This week, we worked on completing our poster proposal. I did a lot of background reading for this, mostly from the Journal of Biomedical Informatics. They recently released a special volume full of articles pertaining to the i2b2 Shared Task, which is where our corpus of records came from. Seeing how other teams approached the task was interesting, as well as seeing if they addressed missing and inaccurate data.

This week we collaborated to finish a poster presentation for the 2016 Tapia conference. We also read journal articles from the journal of biomedical informatics. The articles were pertaining to the 2014 i2b2/UTHealth NLP shared task, which is where we are getting the information for our research.

Over winter break, I spent a few days reading through the articles published last year detailing the outcomes of the various tracks of the 2014 i2b2 challenge, which is where the data we're currently investigating came from in the first place. The articles I read primarily concerned risk factor identification and heart disease prediction systems, since those are closely relevant to our team's work.

In particular, a few of these papers explicitly mention the impact of missing (i.e., unstated, undocumented) risk factors on developed systems which rely on tagged risk factor metadata; developing methods not only to identify missing risk factors but also to create workarounds seems to be an area of clear research opportunity/necessity.

Our first week back, we wrote the rest of our proposal for the 2016 Tapia Celebration student poster session, and submitted it Friday (thanks very much to Professor Stubbs' help!), and will move on to move computational pursuits in the meantime.

This week, we put together a presentation of our work for our school's metadata research group. They gave a lot of really interesting feedback, which was much appreciated! Some of their ideas were outside of what we'll be able to do, but these ideas were still interesting to think about. For example, they thought it would be worthwhile to track each individual doctor's writing habits. However, because the way the records are deidentified, a doctor's pseudonym will only be consistent within any one patient's narrative. It was nice to get some new feedback on the project and the directions in which we can take it!

This week I got to use R to analyze the CSV file. I ran some descriptive analysia on them, and also wrote some code to produce some graphs. I ran into an issue with how the file was configured however. I am collaborating with a professor from the statistics department to write some code in order to analyze the data by patient, and not by patient visits. In the meanwhile, I was able to do some comparison of our corpus data to national averages of age and gender.  

The code I was working on is going well, but not complete yet; testing my own code has shown a few inconsistencies, which I've addressed as necessary.

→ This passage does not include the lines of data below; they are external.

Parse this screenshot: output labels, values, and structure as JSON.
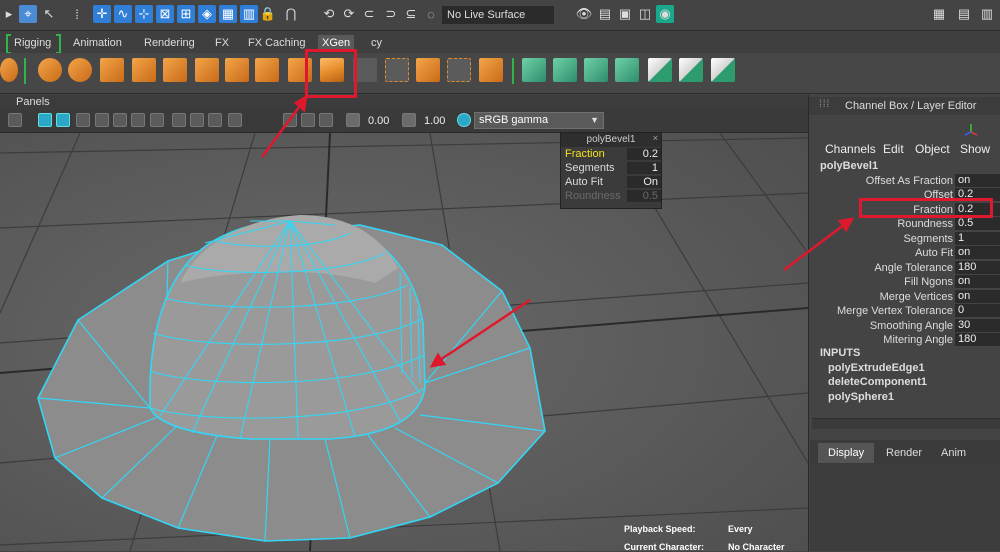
{
  "status_line": {
    "live_surface": "No Live Surface"
  },
  "shelf_tabs": [
    {
      "label": "Rigging",
      "active": false
    },
    {
      "label": "Animation",
      "active": false
    },
    {
      "label": "Rendering",
      "active": false
    },
    {
      "label": "FX",
      "active": false
    },
    {
      "label": "FX Caching",
      "active": false
    },
    {
      "label": "XGen",
      "active": true
    },
    {
      "label": "cy",
      "active": false
    }
  ],
  "viewport": {
    "panels_menu": "Panels",
    "exposure_value": "0.00",
    "gamma_value": "1.00",
    "color_space": "sRGB gamma"
  },
  "bevel_box": {
    "title": "polyBevel1",
    "rows": [
      {
        "label": "Fraction",
        "value": "0.2"
      },
      {
        "label": "Segments",
        "value": "1"
      },
      {
        "label": "Auto Fit",
        "value": "On"
      },
      {
        "label": "Roundness",
        "value": "0.5"
      }
    ]
  },
  "channel_box": {
    "title": "Channel Box / Layer Editor",
    "menu": [
      "Channels",
      "Edit",
      "Object",
      "Show"
    ],
    "node": "polyBevel1",
    "attributes": [
      {
        "name": "Offset As Fraction",
        "value": "on"
      },
      {
        "name": "Offset",
        "value": "0.2"
      },
      {
        "name": "Fraction",
        "value": "0.2"
      },
      {
        "name": "Roundness",
        "value": "0.5"
      },
      {
        "name": "Segments",
        "value": "1"
      },
      {
        "name": "Auto Fit",
        "value": "on"
      },
      {
        "name": "Angle Tolerance",
        "value": "180"
      },
      {
        "name": "Fill Ngons",
        "value": "on"
      },
      {
        "name": "Merge Vertices",
        "value": "on"
      },
      {
        "name": "Merge Vertex Tolerance",
        "value": "0"
      },
      {
        "name": "Smoothing Angle",
        "value": "30"
      },
      {
        "name": "Mitering Angle",
        "value": "180"
      }
    ],
    "inputs_title": "INPUTS",
    "inputs": [
      "polyExtrudeEdge1",
      "deleteComponent1",
      "polySphere1"
    ]
  },
  "layer_tabs": [
    "Display",
    "Render",
    "Anim"
  ],
  "info": {
    "playback_label": "Playback Speed:",
    "playback_value": "Every",
    "character_label": "Current Character:",
    "character_value": "No Character"
  },
  "colors": {
    "highlight": "#e0182d",
    "wireframe": "#33d6f5",
    "active_attr": "#f4e21a"
  }
}
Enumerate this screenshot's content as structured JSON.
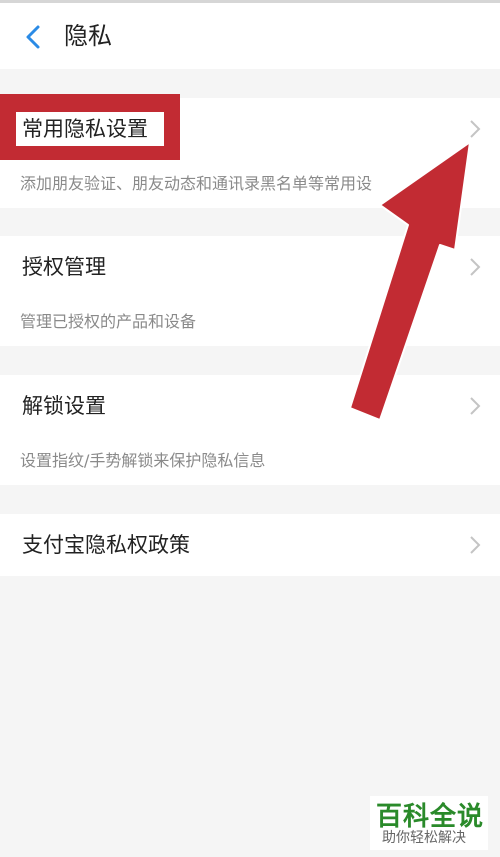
{
  "header": {
    "title": "隐私"
  },
  "rows": [
    {
      "label": "常用隐私设置",
      "subtitle": "添加朋友验证、朋友动态和通讯录黑名单等常用设"
    },
    {
      "label": "授权管理",
      "subtitle": "管理已授权的产品和设备"
    },
    {
      "label": "解锁设置",
      "subtitle": "设置指纹/手势解锁来保护隐私信息"
    },
    {
      "label": "支付宝隐私权政策"
    }
  ],
  "watermark": {
    "brand": "百科全说",
    "tagline": "助你轻松解决"
  },
  "colors": {
    "accent": "#2b8be6",
    "annotation_red": "#c22b33",
    "watermark_green": "#2a8a2a"
  }
}
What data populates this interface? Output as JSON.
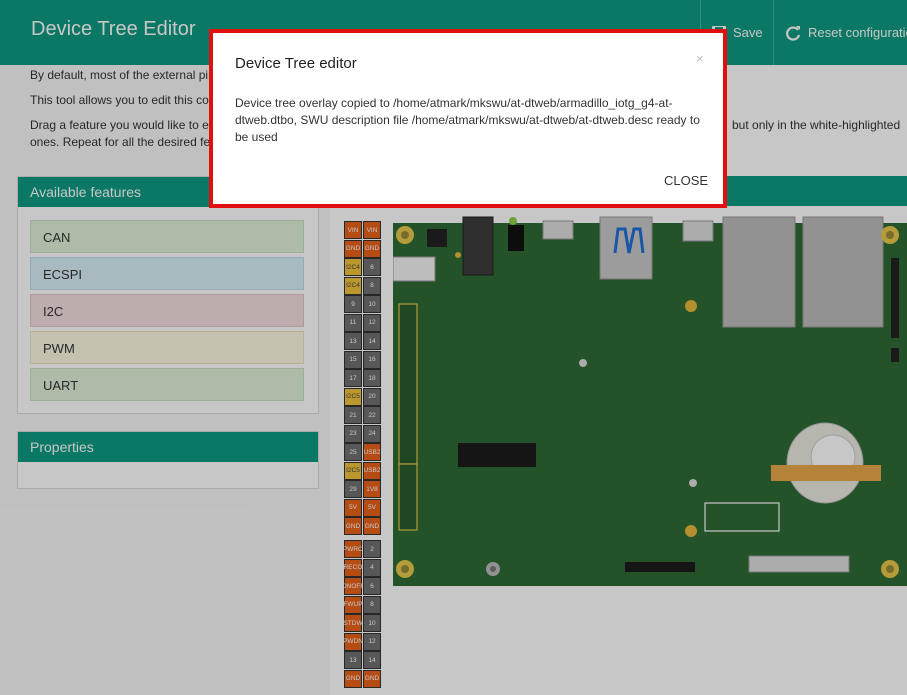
{
  "app": {
    "title": "Device Tree Editor"
  },
  "toolbar": {
    "save_label": "Save",
    "reset_label": "Reset configuration"
  },
  "intro": {
    "p1": "By default, most of the external pir",
    "p2": "This tool allows you to edit this cor",
    "p3a": "Drag a feature you would like to ex",
    "p3b": "but only in the white-highlighted",
    "p3c": "ones. Repeat for all the desired fe"
  },
  "features": {
    "title": "Available features",
    "items": [
      "CAN",
      "ECSPI",
      "I2C",
      "PWM",
      "UART"
    ]
  },
  "properties": {
    "title": "Properties"
  },
  "modal": {
    "title": "Device Tree editor",
    "close_x": "×",
    "message": "Device tree overlay copied to /home/atmark/mkswu/at-dtweb/armadillo_iotg_g4-at-dtweb.dtbo, SWU description file /home/atmark/mkswu/at-dtweb/at-dtweb.desc ready to be used",
    "close_label": "CLOSE"
  },
  "pins": {
    "upper": [
      [
        "VIN",
        "VIN"
      ],
      [
        "GND",
        "GND"
      ],
      [
        "I2C4",
        "6"
      ],
      [
        "I2C4",
        "8"
      ],
      [
        "9",
        "10"
      ],
      [
        "11",
        "12"
      ],
      [
        "13",
        "14"
      ],
      [
        "15",
        "16"
      ],
      [
        "17",
        "18"
      ],
      [
        "I2C5",
        "20"
      ],
      [
        "21",
        "22"
      ],
      [
        "23",
        "24"
      ],
      [
        "25",
        "USB2"
      ],
      [
        "I2C5",
        "USB2"
      ],
      [
        "29",
        "1V8"
      ],
      [
        "5V",
        "5V"
      ],
      [
        "GND",
        "GND"
      ]
    ],
    "lower": [
      [
        "PWRO",
        "2"
      ],
      [
        "RECO",
        "4"
      ],
      [
        "ONOFF",
        "6"
      ],
      [
        "FWUP",
        "8"
      ],
      [
        "STDW",
        "10"
      ],
      [
        "PWDN",
        "12"
      ],
      [
        "13",
        "14"
      ],
      [
        "GND",
        "GND"
      ]
    ]
  },
  "colors": {
    "accent": "#0e9a82",
    "highlight": "#e01010",
    "pin_orange": "#e8621a",
    "pin_gray": "#707070",
    "pin_yellow": "#f0c33c",
    "board_green": "#2f6b35"
  }
}
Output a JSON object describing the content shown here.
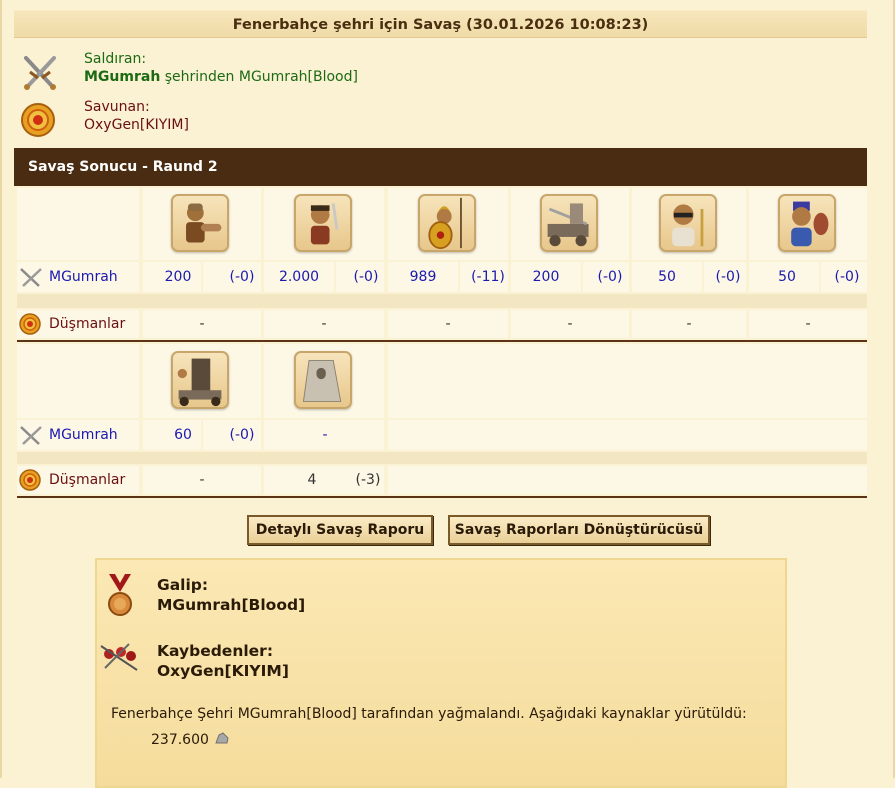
{
  "title": "Fenerbahçe şehri için Savaş (30.01.2026 10:08:23)",
  "attacker": {
    "heading": "Saldıran:",
    "name": "MGumrah",
    "detail": " şehrinden MGumrah[Blood]"
  },
  "defender": {
    "heading": "Savunan:",
    "name": "OxyGen[KIYIM]"
  },
  "section_title": "Savaş Sonucu - Raund 2",
  "table1": {
    "attacker_label": "MGumrah",
    "enemy_label": "Düşmanlar",
    "units": [
      {
        "icon": "hoplite-unit-icon",
        "count": "200",
        "loss": "(-0)",
        "enemy": "-"
      },
      {
        "icon": "swordsman-unit-icon",
        "count": "2.000",
        "loss": "(-0)",
        "enemy": "-"
      },
      {
        "icon": "spearman-unit-icon",
        "count": "989",
        "loss": "(-11)",
        "enemy": "-"
      },
      {
        "icon": "catapult-unit-icon",
        "count": "200",
        "loss": "(-0)",
        "enemy": "-"
      },
      {
        "icon": "doctor-unit-icon",
        "count": "50",
        "loss": "(-0)",
        "enemy": "-"
      },
      {
        "icon": "cook-unit-icon",
        "count": "50",
        "loss": "(-0)",
        "enemy": "-"
      }
    ]
  },
  "table2": {
    "attacker_label": "MGumrah",
    "enemy_label": "Düşmanlar",
    "units": [
      {
        "icon": "siege-tower-unit-icon",
        "count": "60",
        "loss": "(-0)",
        "enemy": "-",
        "enemy_loss": ""
      },
      {
        "icon": "wall-unit-icon",
        "count": "-",
        "loss": "",
        "enemy": "4",
        "enemy_loss": "(-3)"
      }
    ]
  },
  "buttons": {
    "detail_report": "Detaylı Savaş Raporu",
    "converter": "Savaş Raporları Dönüştürücüsü"
  },
  "result": {
    "winner_label": "Galip:",
    "winner": "MGumrah[Blood]",
    "loser_label": "Kaybedenler:",
    "loser": "OxyGen[KIYIM]",
    "loot_text": "Fenerbahçe Şehri MGumrah[Blood] tarafından yağmalandı. Aşağıdaki kaynaklar yürütüldü:",
    "loot_amount": "237.600",
    "loot_icon": "marble-resource-icon"
  },
  "colors": {
    "background": "#fbf1d3",
    "section_bar": "#4a2c12",
    "attacker_green": "#1c6b14",
    "defender_maroon": "#6a1010",
    "numbers_blue": "#1a1ab0"
  }
}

This past week, on Dec. 8, we presented an overview of our project to a small research group here at Simmons, and a lot of the questions that were asked were helpful, particularly with respect to areas of inquiry we haven't considered explicitly. (Some were out of the scope of the project, but still good to keep in mind.)

I've been working on finding discrepancies in diabetes mentions in the clinical narratives, and additionally Rebecca has been working to address discrepancies in patients' smoking history. Before the end of the semester, our goal is to report some preliminary findings with regard to discrepancies in clinical narratives.

In the past couple of weeks, I've attempted to combine all of the Python classes I've written in order to extract data from XML files, store them in Patient objects, and assess discrepancies in the clinical narratives.

My part of discrepancy-seeking is attempting to identify places in the records where mentions of diabetes are inconsistent or lacking; in spite of the fact that all of the records in the corpus were selected based on patients' diabetes status, many of the clinical narratives do not mention whether or not the patient has diabetes.

The first step will be to gather statistics regarding whether or not a given patient has any explicit reference to diabetes, including via medication mentions, physical state, etc.